How a course is structured is important. Organizational clarity creates ease for students by minimizing frustration, maximizing predictability, and reducing cognitive load.
The course is organized in modules by week, unit, or topic
Modules proceed in a well defined and predictable manner, such that students know what to expect and can plan ahead
Items in the modules are labeled clearly and consistently
DIY Course Readiness Checklist
This list is a great place to start when you are developing a new course or working on a course you have taught in the past. When you are done, if you have completed everything on this list, your students should be able to navigate the Canvas environment with relative ease.
UCSC Introduction Module
This introduction module has useful information for all UC Santa Cruz students.
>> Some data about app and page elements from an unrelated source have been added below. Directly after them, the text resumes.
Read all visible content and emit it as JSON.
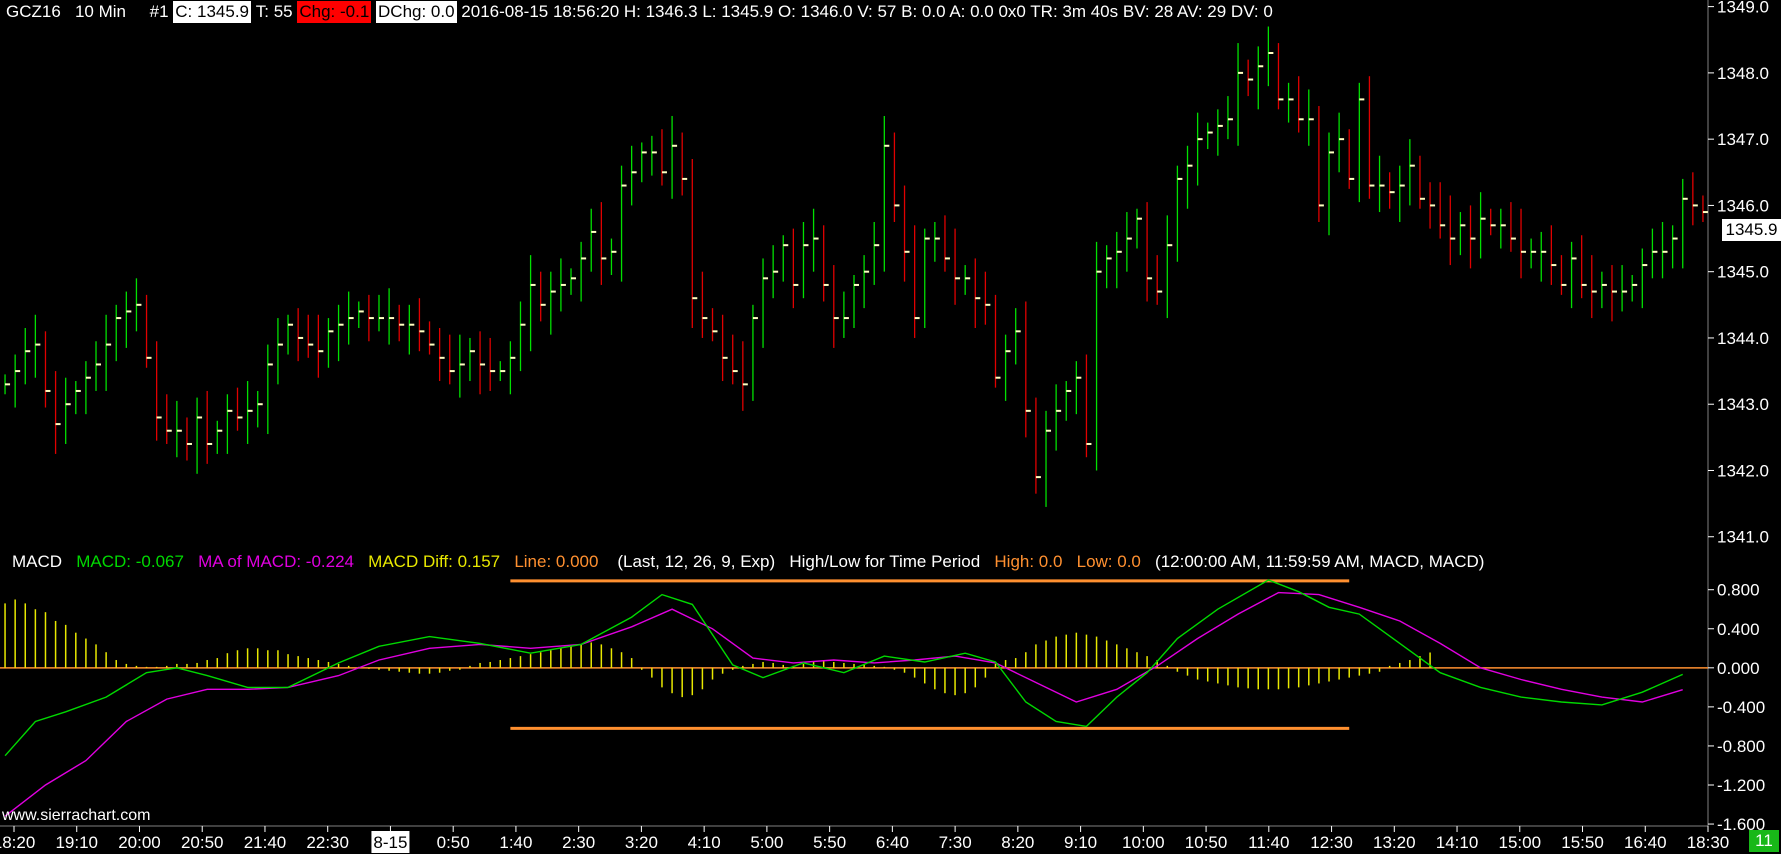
{
  "header": {
    "symbol": "GCZ16",
    "interval": "10 Min",
    "chart_number": "#1",
    "close": "C: 1345.9",
    "ticks": "T: 55",
    "change": "Chg: -0.1",
    "dchange": "DChg: 0.0",
    "info": "2016-08-15 18:56:20 H: 1346.3 L: 1345.9 O: 1346.0 V: 57 B: 0.0 A: 0.0 0x0 TR: 3m 40s BV: 28 AV: 29 DV: 0"
  },
  "macd_header": {
    "name": "MACD",
    "macd": "MACD: -0.067",
    "ma": "MA of MACD: -0.224",
    "diff": "MACD Diff: 0.157",
    "line": "Line: 0.000",
    "params": "(Last, 12, 26, 9, Exp)",
    "hl_label": "High/Low for Time Period",
    "high": "High: 0.0",
    "low": "Low: 0.0",
    "period": "(12:00:00 AM, 11:59:59 AM, MACD, MACD)"
  },
  "last_price_label": "1345.9",
  "watermark": "www.sierrachart.com",
  "bar_count_badge": "11",
  "colors": {
    "up": "#00e000",
    "down": "#e00000",
    "close_tick": "#ffffc0",
    "macd": "#00d800",
    "macd_ma": "#e000e0",
    "macd_diff": "#e8e800",
    "hl_line": "#ff9030",
    "axis_text": "#ffffff"
  },
  "chart_data": [
    {
      "type": "ohlc",
      "title": "GCZ16 10 Min",
      "x_tick_labels": [
        "18:20",
        "19:10",
        "20:00",
        "20:50",
        "21:40",
        "22:30",
        "8-15",
        "0:50",
        "1:40",
        "2:30",
        "3:20",
        "4:10",
        "5:00",
        "5:50",
        "6:40",
        "7:30",
        "8:20",
        "9:10",
        "10:00",
        "10:50",
        "11:40",
        "12:30",
        "13:20",
        "14:10",
        "15:00",
        "15:50",
        "16:40",
        "18:30"
      ],
      "y_ticks": [
        1341.0,
        1342.0,
        1343.0,
        1344.0,
        1345.0,
        1346.0,
        1347.0,
        1348.0,
        1349.0
      ],
      "ylim": [
        1340.8,
        1349.1
      ],
      "close": [
        1343.3,
        1343.5,
        1343.8,
        1343.9,
        1343.2,
        1342.7,
        1343.0,
        1343.2,
        1343.4,
        1343.6,
        1343.9,
        1344.3,
        1344.4,
        1344.5,
        1343.7,
        1342.8,
        1342.6,
        1342.6,
        1342.4,
        1342.8,
        1342.4,
        1342.6,
        1342.9,
        1342.8,
        1342.9,
        1343.0,
        1343.6,
        1343.9,
        1344.2,
        1344.0,
        1343.9,
        1343.8,
        1344.1,
        1344.2,
        1344.3,
        1344.4,
        1344.3,
        1344.3,
        1344.3,
        1344.2,
        1344.2,
        1344.1,
        1343.9,
        1343.7,
        1343.5,
        1343.6,
        1343.8,
        1343.6,
        1343.5,
        1343.5,
        1343.7,
        1344.2,
        1344.8,
        1344.5,
        1344.7,
        1344.8,
        1344.9,
        1345.2,
        1345.6,
        1345.2,
        1345.3,
        1346.3,
        1346.5,
        1346.8,
        1346.8,
        1346.5,
        1346.9,
        1346.4,
        1344.6,
        1344.3,
        1344.1,
        1343.7,
        1343.5,
        1343.3,
        1344.3,
        1344.9,
        1345.0,
        1345.4,
        1344.8,
        1345.4,
        1345.5,
        1344.8,
        1344.3,
        1344.3,
        1344.8,
        1345.0,
        1345.4,
        1346.9,
        1346.0,
        1345.3,
        1344.3,
        1345.5,
        1345.5,
        1345.2,
        1344.9,
        1344.9,
        1344.6,
        1344.5,
        1343.4,
        1343.8,
        1344.1,
        1342.9,
        1341.9,
        1342.6,
        1342.9,
        1343.2,
        1343.4,
        1342.4,
        1345.0,
        1345.2,
        1345.3,
        1345.5,
        1345.8,
        1344.9,
        1344.7,
        1345.4,
        1346.4,
        1346.6,
        1347.0,
        1347.1,
        1347.2,
        1347.3,
        1348.0,
        1347.9,
        1348.1,
        1348.3,
        1347.6,
        1347.6,
        1347.3,
        1347.3,
        1346.0,
        1346.8,
        1347.0,
        1346.4,
        1347.6,
        1346.3,
        1346.3,
        1346.2,
        1346.3,
        1346.6,
        1346.1,
        1346.0,
        1345.7,
        1345.5,
        1345.7,
        1345.5,
        1345.8,
        1345.7,
        1345.7,
        1345.5,
        1345.3,
        1345.3,
        1345.3,
        1345.1,
        1344.8,
        1345.2,
        1344.8,
        1344.7,
        1344.8,
        1344.7,
        1344.7,
        1344.8,
        1345.1,
        1345.3,
        1345.3,
        1345.5,
        1346.1,
        1346.0,
        1345.9
      ]
    },
    {
      "type": "line",
      "title": "MACD",
      "y_ticks": [
        -1.6,
        -1.2,
        -0.8,
        -0.4,
        0.0,
        0.4,
        0.8
      ],
      "ylim": [
        -1.62,
        0.92
      ],
      "series": [
        {
          "name": "MACD",
          "x": [
            0,
            3,
            6,
            10,
            14,
            17,
            20,
            24,
            28,
            33,
            37,
            42,
            47,
            52,
            57,
            62,
            65,
            68,
            72,
            75,
            79,
            83,
            87,
            91,
            95,
            98,
            101,
            104,
            107,
            110,
            113,
            116,
            120,
            125,
            128,
            131,
            134,
            138,
            142,
            146,
            150,
            154,
            158,
            162,
            166
          ],
          "values": [
            -0.9,
            -0.55,
            -0.45,
            -0.3,
            -0.05,
            0.0,
            -0.08,
            -0.2,
            -0.2,
            0.05,
            0.22,
            0.32,
            0.25,
            0.15,
            0.24,
            0.52,
            0.75,
            0.65,
            0.03,
            -0.1,
            0.05,
            -0.05,
            0.12,
            0.06,
            0.15,
            0.06,
            -0.35,
            -0.55,
            -0.6,
            -0.3,
            -0.05,
            0.3,
            0.6,
            0.9,
            0.78,
            0.62,
            0.55,
            0.25,
            -0.05,
            -0.2,
            -0.3,
            -0.35,
            -0.38,
            -0.25,
            -0.067
          ]
        },
        {
          "name": "MA of MACD",
          "x": [
            0,
            4,
            8,
            12,
            16,
            20,
            24,
            28,
            33,
            37,
            42,
            47,
            52,
            57,
            62,
            66,
            70,
            74,
            78,
            82,
            86,
            90,
            94,
            98,
            102,
            106,
            110,
            114,
            118,
            122,
            126,
            130,
            134,
            138,
            142,
            146,
            150,
            154,
            158,
            162,
            166
          ],
          "values": [
            -1.52,
            -1.2,
            -0.95,
            -0.55,
            -0.32,
            -0.22,
            -0.22,
            -0.2,
            -0.08,
            0.08,
            0.2,
            0.24,
            0.2,
            0.24,
            0.42,
            0.6,
            0.4,
            0.1,
            0.05,
            0.08,
            0.05,
            0.08,
            0.12,
            0.05,
            -0.15,
            -0.35,
            -0.22,
            0.02,
            0.3,
            0.55,
            0.77,
            0.75,
            0.62,
            0.48,
            0.25,
            0.0,
            -0.12,
            -0.22,
            -0.3,
            -0.35,
            -0.224
          ]
        },
        {
          "name": "MACD Diff",
          "type": "bar",
          "x_start": 0,
          "values": [
            0.66,
            0.7,
            0.66,
            0.6,
            0.57,
            0.48,
            0.44,
            0.36,
            0.3,
            0.24,
            0.16,
            0.08,
            0.04,
            0.02,
            0.01,
            0.01,
            0.02,
            0.04,
            0.04,
            0.05,
            0.08,
            0.1,
            0.15,
            0.18,
            0.2,
            0.2,
            0.18,
            0.18,
            0.14,
            0.12,
            0.1,
            0.08,
            0.06,
            0.04,
            0.02,
            0.01,
            -0.01,
            -0.02,
            -0.03,
            -0.04,
            -0.05,
            -0.06,
            -0.06,
            -0.05,
            -0.03,
            -0.02,
            0.02,
            0.05,
            0.06,
            0.08,
            0.1,
            0.12,
            0.14,
            0.16,
            0.18,
            0.2,
            0.22,
            0.24,
            0.26,
            0.24,
            0.2,
            0.16,
            0.1,
            -0.02,
            -0.1,
            -0.2,
            -0.26,
            -0.3,
            -0.28,
            -0.22,
            -0.12,
            -0.06,
            -0.02,
            0.02,
            0.04,
            0.06,
            0.05,
            0.03,
            0.02,
            0.04,
            0.06,
            0.08,
            0.06,
            0.05,
            0.04,
            0.03,
            0.02,
            0.01,
            -0.02,
            -0.05,
            -0.1,
            -0.16,
            -0.22,
            -0.26,
            -0.28,
            -0.26,
            -0.2,
            -0.1,
            0.04,
            0.08,
            0.1,
            0.16,
            0.24,
            0.28,
            0.32,
            0.34,
            0.36,
            0.34,
            0.32,
            0.28,
            0.24,
            0.2,
            0.16,
            0.12,
            0.08,
            0.02,
            -0.04,
            -0.08,
            -0.12,
            -0.14,
            -0.16,
            -0.18,
            -0.2,
            -0.21,
            -0.22,
            -0.22,
            -0.22,
            -0.21,
            -0.2,
            -0.18,
            -0.16,
            -0.14,
            -0.12,
            -0.1,
            -0.08,
            -0.06,
            -0.04,
            0.02,
            0.05,
            0.08,
            0.12,
            0.157
          ]
        },
        {
          "name": "Line",
          "values": [
            0.0
          ]
        }
      ],
      "high_low_lines": {
        "high": 0.89,
        "low": -0.62,
        "from_bar": 50,
        "to_bar": 133
      }
    }
  ]
}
You can import it into your course or email email@example.com to have it lovingly placed in your course.
Course Design Template
This is a template that can be used for any UC Santa Cruz course. It has an orientation module with lots of useful information for students, a sample module design for one week of instruction, and 9 more modules that you can plug your materials into. You can import the template into your Canvas course on your own, or you can send an email to firstname.lastname@example.org to request that it be lovingly imported to your course. 🚨IMPORTANT: When you import this into your course shell, it will overwrite your syllabus and change some of the navigation items for your course.
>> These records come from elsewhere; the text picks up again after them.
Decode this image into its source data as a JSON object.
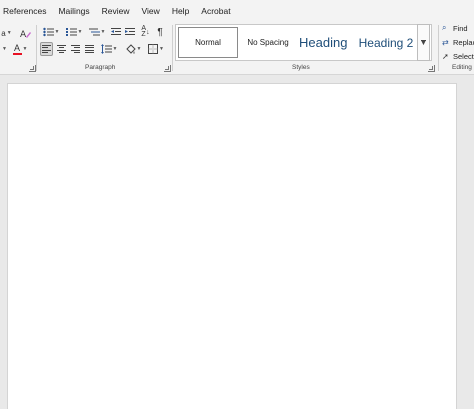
{
  "menu": {
    "tabs": [
      "References",
      "Mailings",
      "Review",
      "View",
      "Help",
      "Acrobat"
    ]
  },
  "font_group": {
    "fragment_text": "a"
  },
  "paragraph": {
    "label": "Paragraph",
    "pilcrow": "¶"
  },
  "styles": {
    "label": "Styles",
    "items": [
      {
        "name": "Normal",
        "selected": true
      },
      {
        "name": "No Spacing",
        "selected": false
      },
      {
        "name": "Heading",
        "selected": false
      },
      {
        "name": "Heading 2",
        "selected": false
      }
    ]
  },
  "editing": {
    "label": "Editing",
    "find": "Find",
    "replace": "Replac",
    "select": "Select"
  },
  "colors": {
    "font_color_bar": "#e81123",
    "heading_color": "#1f4e79"
  },
  "icons": {
    "clear_format": "clear-formatting-icon",
    "font_color": "font-color-icon",
    "bullets": "bullets-icon",
    "numbering": "numbering-icon",
    "multilevel": "multilevel-list-icon",
    "decrease_indent": "decrease-indent-icon",
    "increase_indent": "increase-indent-icon",
    "sort": "sort-icon",
    "show_marks": "pilcrow-icon",
    "align_left": "align-left-icon",
    "center": "align-center-icon",
    "align_right": "align-right-icon",
    "justify": "justify-icon",
    "line_spacing": "line-spacing-icon",
    "shading": "shading-icon",
    "borders": "borders-icon",
    "find": "search-icon",
    "replace": "replace-icon",
    "select": "cursor-icon"
  }
}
Integrated Course Design Overview
The most important feature of Integrated Course Design is that it’s integrated: teaching and learning activities, feedback, and assessment are aligned with desired learning outcomes (what students will know and know how to do after taking the course) and designed to account for situational factors (the teaching and learning context). No part of the course is isolated from any other. Rather, each part informs every other part.
Synchrony, Immediacy, and Bandwidth
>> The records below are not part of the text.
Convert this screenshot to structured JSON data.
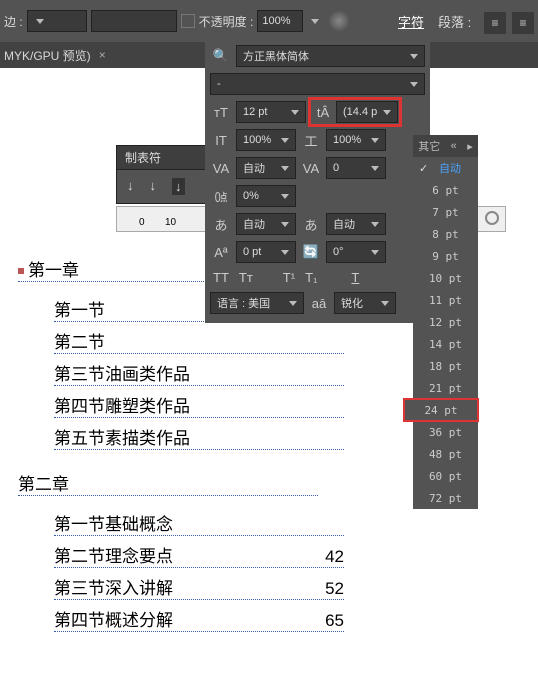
{
  "topbar": {
    "stroke_label": "边 :",
    "stroke_value": "",
    "opacity_label": "不透明度 :",
    "opacity_value": "100%"
  },
  "panels": {
    "char_tab": "字符",
    "para_tab": "段落 :"
  },
  "tab": {
    "title": "MYK/GPU 预览)",
    "close": "×"
  },
  "tabstops": {
    "title": "制表符",
    "ruler_marks": [
      "0",
      "10"
    ]
  },
  "char": {
    "font_family": "方正黑体简体",
    "font_style": "-",
    "size": "12 pt",
    "leading": "(14.4 p",
    "hscale": "100%",
    "vscale": "100%",
    "tracking_mode": "自动",
    "kerning": "0",
    "baseline": "0%",
    "tsume": "自动",
    "aki": "自动",
    "shift": "0 pt",
    "rotate": "0°",
    "lang": "语言 : 美国",
    "aa": "锐化"
  },
  "dropdown": {
    "header": "其它",
    "auto": "自动",
    "items": [
      "6 pt",
      "7 pt",
      "8 pt",
      "9 pt",
      "10 pt",
      "11 pt",
      "12 pt",
      "14 pt",
      "18 pt",
      "21 pt",
      "24 pt",
      "36 pt",
      "48 pt",
      "60 pt",
      "72 pt"
    ],
    "selected": "24 pt"
  },
  "toc": {
    "ch1": "第一章",
    "ch1_items": [
      {
        "t": "第一节",
        "pg": ""
      },
      {
        "t": "第二节",
        "pg": ""
      },
      {
        "t": "第三节油画类作品",
        "pg": ""
      },
      {
        "t": "第四节雕塑类作品",
        "pg": ""
      },
      {
        "t": "第五节素描类作品",
        "pg": ""
      }
    ],
    "ch2": "第二章",
    "ch2_items": [
      {
        "t": "第一节基础概念",
        "pg": ""
      },
      {
        "t": "第二节理念要点",
        "pg": "42"
      },
      {
        "t": "第三节深入讲解",
        "pg": "52"
      },
      {
        "t": "第四节概述分解",
        "pg": "65"
      }
    ]
  }
}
One of the most important decisions you will make in designing an online course is about when and how students will interact with you and one another—which parts of your course will be synchronous and which will be asynchronous (all courses will have some of both).
This syllabus template from UCSC Center for Innovations in Teaching and Learning gives you a template for creating a Learner-Centered Syllabus.
Course Workload Calculator
This calculator from Rice University’s Center for Teaching Excellence helps you estimate the average amount of time it will take your students to complete the assigned work in your Course.